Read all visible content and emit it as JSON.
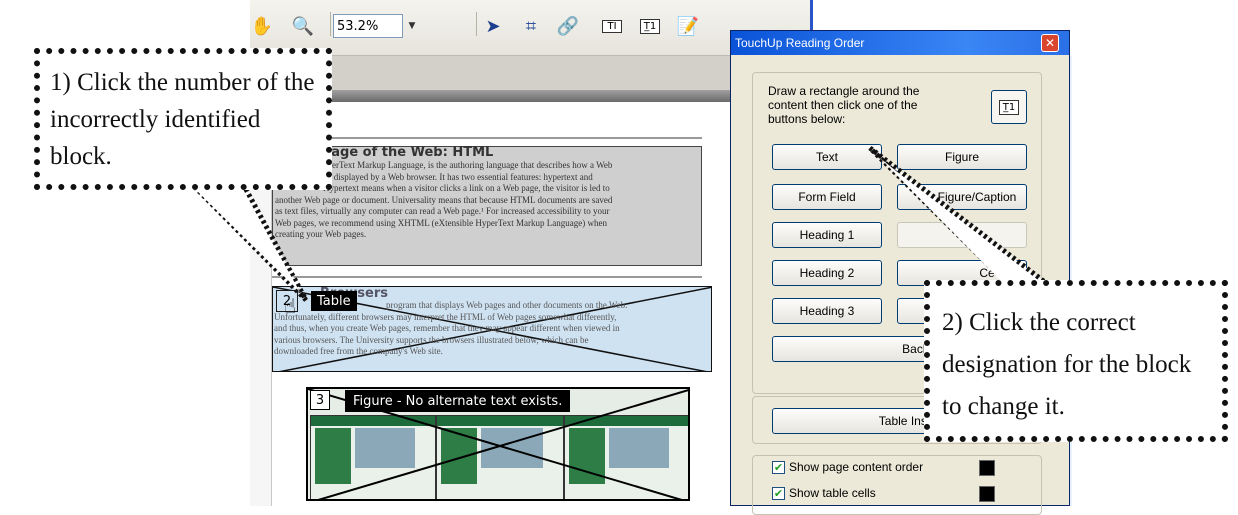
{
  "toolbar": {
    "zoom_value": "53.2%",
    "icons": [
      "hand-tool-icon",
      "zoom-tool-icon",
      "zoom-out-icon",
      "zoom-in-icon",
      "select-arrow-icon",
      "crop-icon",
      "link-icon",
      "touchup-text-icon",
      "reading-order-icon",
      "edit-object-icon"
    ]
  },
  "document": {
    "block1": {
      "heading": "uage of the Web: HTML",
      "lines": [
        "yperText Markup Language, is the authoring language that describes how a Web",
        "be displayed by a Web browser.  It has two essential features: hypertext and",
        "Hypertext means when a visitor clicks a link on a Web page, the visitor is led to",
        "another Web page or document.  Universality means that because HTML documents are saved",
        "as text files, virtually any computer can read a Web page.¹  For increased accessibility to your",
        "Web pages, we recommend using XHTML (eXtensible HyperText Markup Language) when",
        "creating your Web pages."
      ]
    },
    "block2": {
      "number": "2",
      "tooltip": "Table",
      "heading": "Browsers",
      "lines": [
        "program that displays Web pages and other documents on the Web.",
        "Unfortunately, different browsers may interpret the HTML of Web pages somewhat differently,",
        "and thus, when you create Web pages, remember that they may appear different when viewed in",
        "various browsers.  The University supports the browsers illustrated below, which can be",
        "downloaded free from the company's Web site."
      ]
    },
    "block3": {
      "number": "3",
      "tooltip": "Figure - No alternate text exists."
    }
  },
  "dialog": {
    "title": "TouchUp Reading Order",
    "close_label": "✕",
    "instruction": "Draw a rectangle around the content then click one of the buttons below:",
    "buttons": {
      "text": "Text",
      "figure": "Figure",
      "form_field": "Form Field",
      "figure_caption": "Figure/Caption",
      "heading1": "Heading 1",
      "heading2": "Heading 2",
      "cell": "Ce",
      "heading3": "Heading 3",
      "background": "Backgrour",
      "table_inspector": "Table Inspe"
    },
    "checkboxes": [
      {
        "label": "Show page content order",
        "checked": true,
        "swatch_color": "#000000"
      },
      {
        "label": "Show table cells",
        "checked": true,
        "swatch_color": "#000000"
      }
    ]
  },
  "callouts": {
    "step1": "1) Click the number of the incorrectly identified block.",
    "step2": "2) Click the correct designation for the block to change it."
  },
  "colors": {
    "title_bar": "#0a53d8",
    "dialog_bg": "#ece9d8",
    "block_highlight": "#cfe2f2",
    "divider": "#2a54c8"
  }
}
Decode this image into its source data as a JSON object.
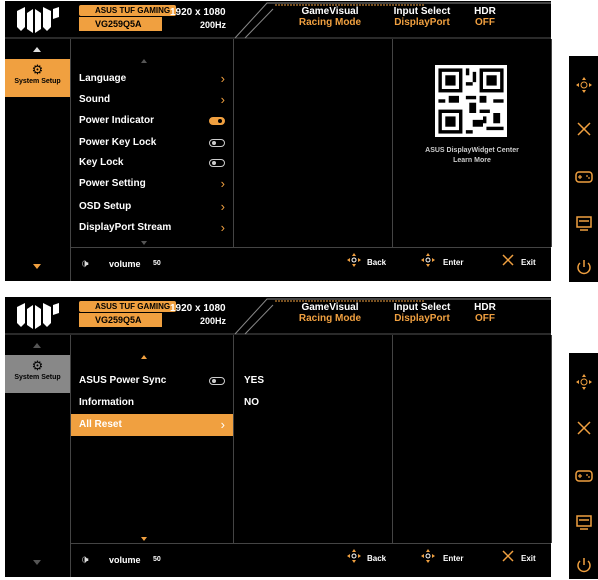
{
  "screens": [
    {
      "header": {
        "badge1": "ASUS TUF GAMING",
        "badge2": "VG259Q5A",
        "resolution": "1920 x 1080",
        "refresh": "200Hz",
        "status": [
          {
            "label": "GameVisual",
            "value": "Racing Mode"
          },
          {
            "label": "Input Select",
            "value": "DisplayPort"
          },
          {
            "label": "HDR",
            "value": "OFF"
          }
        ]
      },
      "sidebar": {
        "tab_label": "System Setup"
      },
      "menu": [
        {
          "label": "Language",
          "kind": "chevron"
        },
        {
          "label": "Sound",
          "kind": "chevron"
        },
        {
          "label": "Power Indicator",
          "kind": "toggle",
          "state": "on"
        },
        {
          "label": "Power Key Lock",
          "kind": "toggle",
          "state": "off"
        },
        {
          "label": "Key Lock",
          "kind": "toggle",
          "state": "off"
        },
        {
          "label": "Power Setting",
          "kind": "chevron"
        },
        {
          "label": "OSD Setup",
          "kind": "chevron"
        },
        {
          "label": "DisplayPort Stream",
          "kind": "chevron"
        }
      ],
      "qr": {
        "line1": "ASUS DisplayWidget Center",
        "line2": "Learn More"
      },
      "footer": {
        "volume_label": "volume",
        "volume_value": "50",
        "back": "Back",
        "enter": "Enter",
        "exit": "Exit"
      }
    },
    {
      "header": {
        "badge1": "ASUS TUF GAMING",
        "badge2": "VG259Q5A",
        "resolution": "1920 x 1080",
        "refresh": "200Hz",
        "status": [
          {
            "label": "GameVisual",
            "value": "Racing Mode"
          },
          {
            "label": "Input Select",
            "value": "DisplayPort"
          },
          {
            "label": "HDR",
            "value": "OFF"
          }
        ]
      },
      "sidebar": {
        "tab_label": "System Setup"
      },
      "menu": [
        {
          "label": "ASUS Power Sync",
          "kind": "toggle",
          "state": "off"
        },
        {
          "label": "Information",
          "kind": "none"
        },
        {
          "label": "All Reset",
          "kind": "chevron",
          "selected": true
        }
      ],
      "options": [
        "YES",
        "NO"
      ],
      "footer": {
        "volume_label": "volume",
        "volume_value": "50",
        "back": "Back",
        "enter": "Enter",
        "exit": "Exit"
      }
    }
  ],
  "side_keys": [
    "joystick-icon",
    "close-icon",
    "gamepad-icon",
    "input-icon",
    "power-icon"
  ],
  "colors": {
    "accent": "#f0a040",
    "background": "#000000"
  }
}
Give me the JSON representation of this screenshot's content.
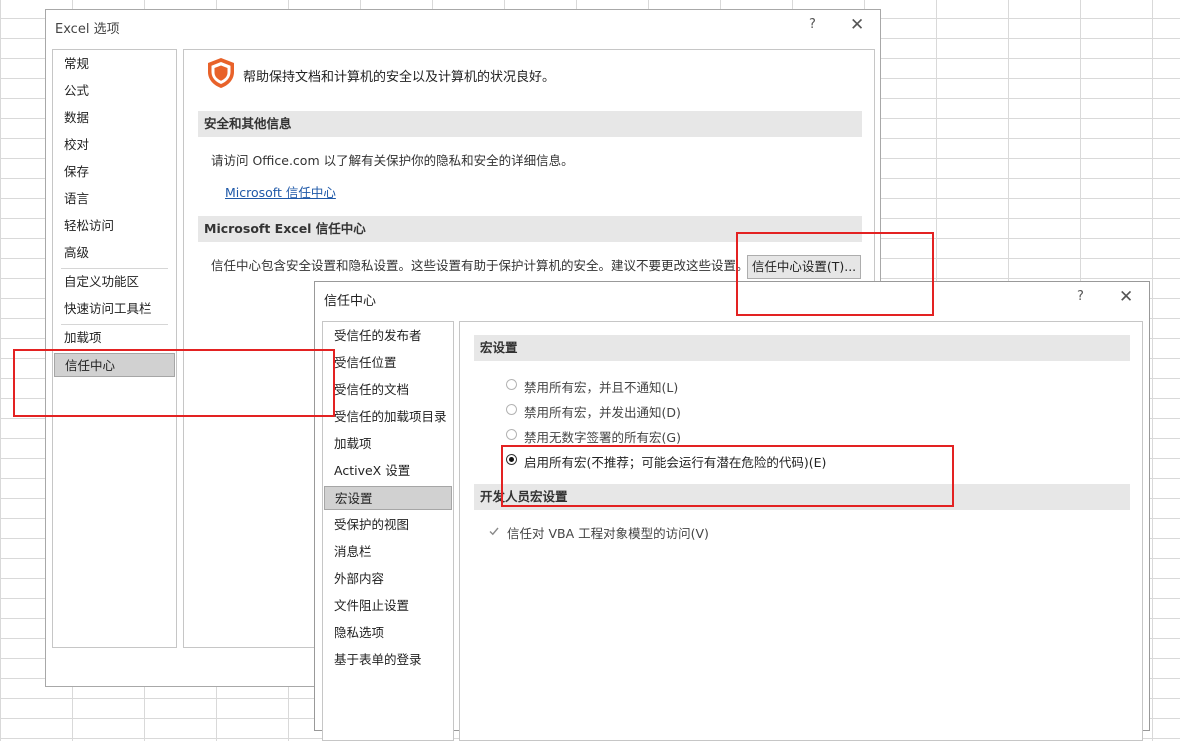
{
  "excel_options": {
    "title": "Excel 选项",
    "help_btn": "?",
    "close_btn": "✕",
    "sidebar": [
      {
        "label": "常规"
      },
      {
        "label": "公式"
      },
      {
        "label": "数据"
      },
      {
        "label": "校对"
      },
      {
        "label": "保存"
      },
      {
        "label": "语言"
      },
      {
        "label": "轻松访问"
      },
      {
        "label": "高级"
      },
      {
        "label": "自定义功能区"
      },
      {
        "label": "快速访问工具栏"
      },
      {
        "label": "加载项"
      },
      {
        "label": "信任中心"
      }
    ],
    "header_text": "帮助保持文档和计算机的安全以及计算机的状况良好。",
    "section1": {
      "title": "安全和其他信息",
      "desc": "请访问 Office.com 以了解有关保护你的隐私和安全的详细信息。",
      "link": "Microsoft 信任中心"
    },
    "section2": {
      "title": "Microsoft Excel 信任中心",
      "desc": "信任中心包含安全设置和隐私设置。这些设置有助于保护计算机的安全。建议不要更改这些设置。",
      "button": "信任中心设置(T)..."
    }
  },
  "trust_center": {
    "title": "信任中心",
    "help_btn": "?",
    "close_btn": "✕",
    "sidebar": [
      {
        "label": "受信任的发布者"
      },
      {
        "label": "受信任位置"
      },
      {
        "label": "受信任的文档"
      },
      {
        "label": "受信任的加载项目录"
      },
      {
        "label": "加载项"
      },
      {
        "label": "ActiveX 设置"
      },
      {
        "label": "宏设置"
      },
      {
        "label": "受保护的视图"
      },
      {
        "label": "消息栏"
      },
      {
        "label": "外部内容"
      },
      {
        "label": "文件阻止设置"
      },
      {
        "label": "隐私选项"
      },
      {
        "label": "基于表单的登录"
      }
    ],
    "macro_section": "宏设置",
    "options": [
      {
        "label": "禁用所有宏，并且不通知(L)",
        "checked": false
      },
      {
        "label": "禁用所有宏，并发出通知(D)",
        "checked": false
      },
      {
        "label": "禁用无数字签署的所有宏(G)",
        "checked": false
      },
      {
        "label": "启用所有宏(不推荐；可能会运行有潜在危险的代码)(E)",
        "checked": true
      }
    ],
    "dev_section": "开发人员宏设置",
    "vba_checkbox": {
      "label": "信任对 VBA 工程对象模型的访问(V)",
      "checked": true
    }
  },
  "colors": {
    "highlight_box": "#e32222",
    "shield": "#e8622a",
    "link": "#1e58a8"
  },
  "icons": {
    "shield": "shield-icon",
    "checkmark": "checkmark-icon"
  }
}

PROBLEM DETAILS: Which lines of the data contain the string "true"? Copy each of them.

OUTPUT FOR THIS EXERCISE:
        "checked": true,
        "checked": true,
          "selected": true
        "checked": true
      "checked": true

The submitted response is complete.